I was not born in Holland, but I did grow up there, attended general school and studied with Jewish teachers. Dutch Jewry possessed positive characteristics not found in most of the communities in central and western Europe. There were no Reform communities; the communities were unified, as were the rabbis. But Torah learning was not a strong point. Eliezer Prins was raised within this “weak” Judaism, and the fact that such a Jew was able to develop there makes one pause to ponder the powerful latent forces which must have been present. The atmosphere was not one of unremitting devotion to Torah study and yet a young person arose to demonstrate the possibilities hidden within a serene Dutch Jewry, which knew neither wars nor pogroms.
Reb Eliezer Prins saw in Rabbi Samson Raphael Hirsch his educational guide, and consulted with him on the establishment of a school in Amsterdam, patterned after the school established by Rav Hirsch in Frankfort. At the age of 41, Prins moved from Arnhem to Amsterdam and ten years later – in 1887 – two years before Rav Hirsch died, he moved to Frankfort. The subsequent years were devoted to study, to writing and to enlarging his library. Reb Eliezer had strong yearnings for the Land of the Patriarchs and set off for the Holy Land, but was forced to return due to his wife’s illness.
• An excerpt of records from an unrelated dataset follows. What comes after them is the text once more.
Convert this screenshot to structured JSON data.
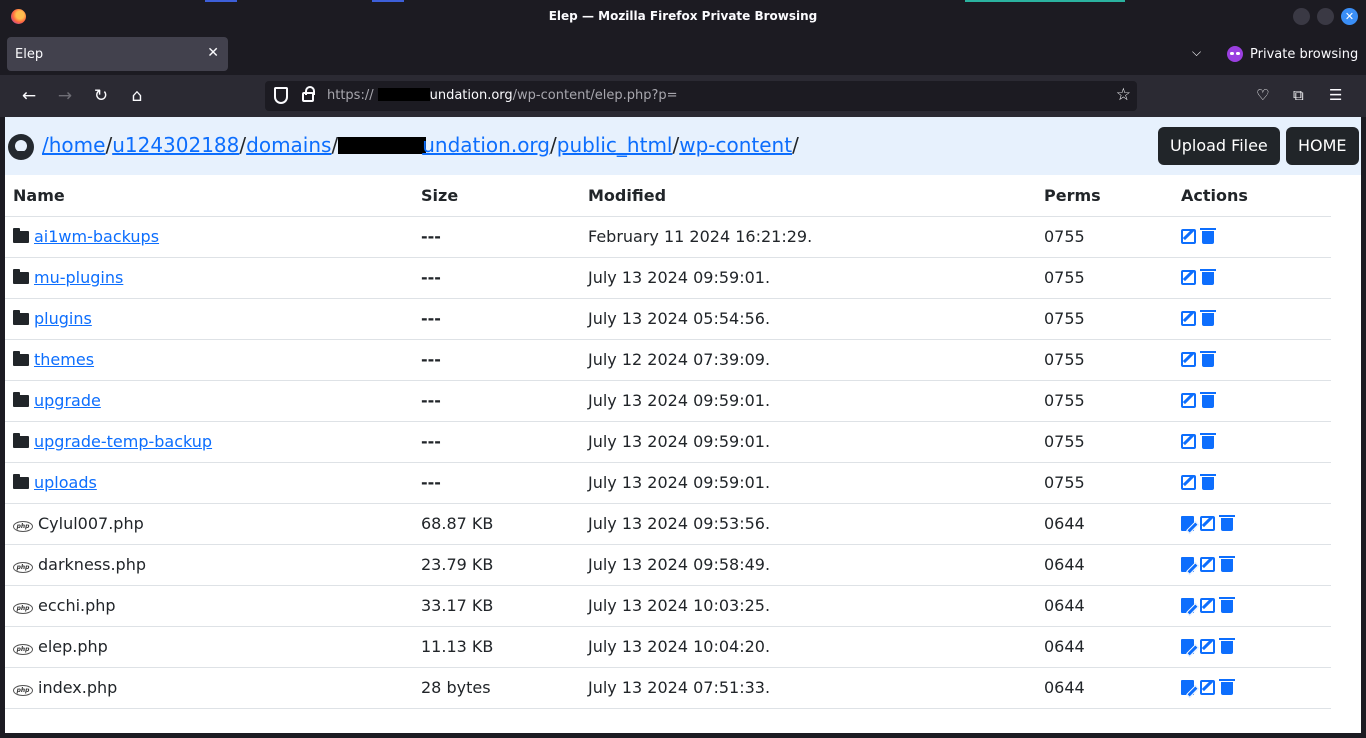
{
  "window": {
    "title": "Elep — Mozilla Firefox Private Browsing"
  },
  "tab": {
    "title": "Elep",
    "close": "✕"
  },
  "toolbar": {
    "private_label": "Private browsing"
  },
  "url": {
    "scheme": "https://",
    "host_rest": "undation.org",
    "path": "/wp-content/elep.php?p="
  },
  "breadcrumb": {
    "segments": [
      "/home",
      "u124302188",
      "domains",
      "undation.org",
      "public_html",
      "wp-content"
    ],
    "trailing": "/"
  },
  "buttons": {
    "upload": "Upload Filee",
    "home": "HOME"
  },
  "table": {
    "headers": {
      "name": "Name",
      "size": "Size",
      "modified": "Modified",
      "perms": "Perms",
      "actions": "Actions"
    },
    "rows": [
      {
        "name": "ai1wm-backups",
        "size": "---",
        "modified": "February 11 2024 16:21:29.",
        "perms": "0755",
        "type": "dir"
      },
      {
        "name": "mu-plugins",
        "size": "---",
        "modified": "July 13 2024 09:59:01.",
        "perms": "0755",
        "type": "dir"
      },
      {
        "name": "plugins",
        "size": "---",
        "modified": "July 13 2024 05:54:56.",
        "perms": "0755",
        "type": "dir"
      },
      {
        "name": "themes",
        "size": "---",
        "modified": "July 12 2024 07:39:09.",
        "perms": "0755",
        "type": "dir"
      },
      {
        "name": "upgrade",
        "size": "---",
        "modified": "July 13 2024 09:59:01.",
        "perms": "0755",
        "type": "dir"
      },
      {
        "name": "upgrade-temp-backup",
        "size": "---",
        "modified": "July 13 2024 09:59:01.",
        "perms": "0755",
        "type": "dir"
      },
      {
        "name": "uploads",
        "size": "---",
        "modified": "July 13 2024 09:59:01.",
        "perms": "0755",
        "type": "dir"
      },
      {
        "name": "Cylul007.php",
        "size": "68.87 KB",
        "modified": "July 13 2024 09:53:56.",
        "perms": "0644",
        "type": "file"
      },
      {
        "name": "darkness.php",
        "size": "23.79 KB",
        "modified": "July 13 2024 09:58:49.",
        "perms": "0644",
        "type": "file"
      },
      {
        "name": "ecchi.php",
        "size": "33.17 KB",
        "modified": "July 13 2024 10:03:25.",
        "perms": "0644",
        "type": "file"
      },
      {
        "name": "elep.php",
        "size": "11.13 KB",
        "modified": "July 13 2024 10:04:20.",
        "perms": "0644",
        "type": "file"
      },
      {
        "name": "index.php",
        "size": "28 bytes",
        "modified": "July 13 2024 07:51:33.",
        "perms": "0644",
        "type": "file"
      }
    ]
  }
}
He helped in the acquisition of Rav Yaakov Emden’s Shas for the Romm Vilna edition of the Shas, which included the latter’s notes and emendations. This is mentioned in the “Final Word” of the Vilna Shas, page seven.
When the Zionist movement arose Reb Eliezer joined, an unconventional step among the Frankfort Orthodox. He openly supported the movement and published his view in a number of articles. He saw well the dangers of assimilation in the Diaspora and therefore supported the new movement. He was pained that many of the Zionist leaders were not observant. Almost 100 years ago he wrote that he was certain that the non-observant of the present would become baalei teshuvah in the future, and that they or their children who returned to Eretz Yisrael would don tallit and tefillin. He pointed out that in the time of King Achaz, the people were not fulfilling the mitzvot, yet in the days of Hezekiyah, his son, all Jewish children were even familiar with the laws of tumah and taharah. Reb Eliezer wrote that the Zionist leadership will recognize that it is possible to speak of a Jewish State only if its inhabitants are observant of Torah and mitzvot.
Parnas L’Doro contains Prins’ correspondence with the great scholars of his day; Parnas L’Dorot contains his notes and comments on a vast range of sefarim with which he was occupied. Besides his preoccupation with printed works, Reb Eliezer also worked on manuscripts. He purchased the commentary of Reb David Abudarham to the Yom Kippur service, and in 1900 published the Sefer Tashlum Abudarham, which also included piyyutim and selichot by a number of medieval poets, all with the commentary of the Abudarham. Reb Eliezer wrote notes and annotations as well as an extensive introduction to this work.
Though not a rabbi, he attained a high level of scholarship and an unusual breadth of knowledge and was a true talmid chacham. Though occupied with derech eretz, he did not neglect the Torah and he serves as a shining example of a lifestyle which could be successfully emulated by many. The success of his approach is also demonstrated by his many descendants living in Europe, America and mainly in Israel, who occupy positions in the whole gamut of human endeavor, the majority of whom have continued to follow in his path.
Yona Emanuel is the editor of Hamayan and the author of Dignity to Survive: One Family’s Story of Faith in the Holocaust (Targum/Feldheim, 1998). Review translated by Matis Greenblatt.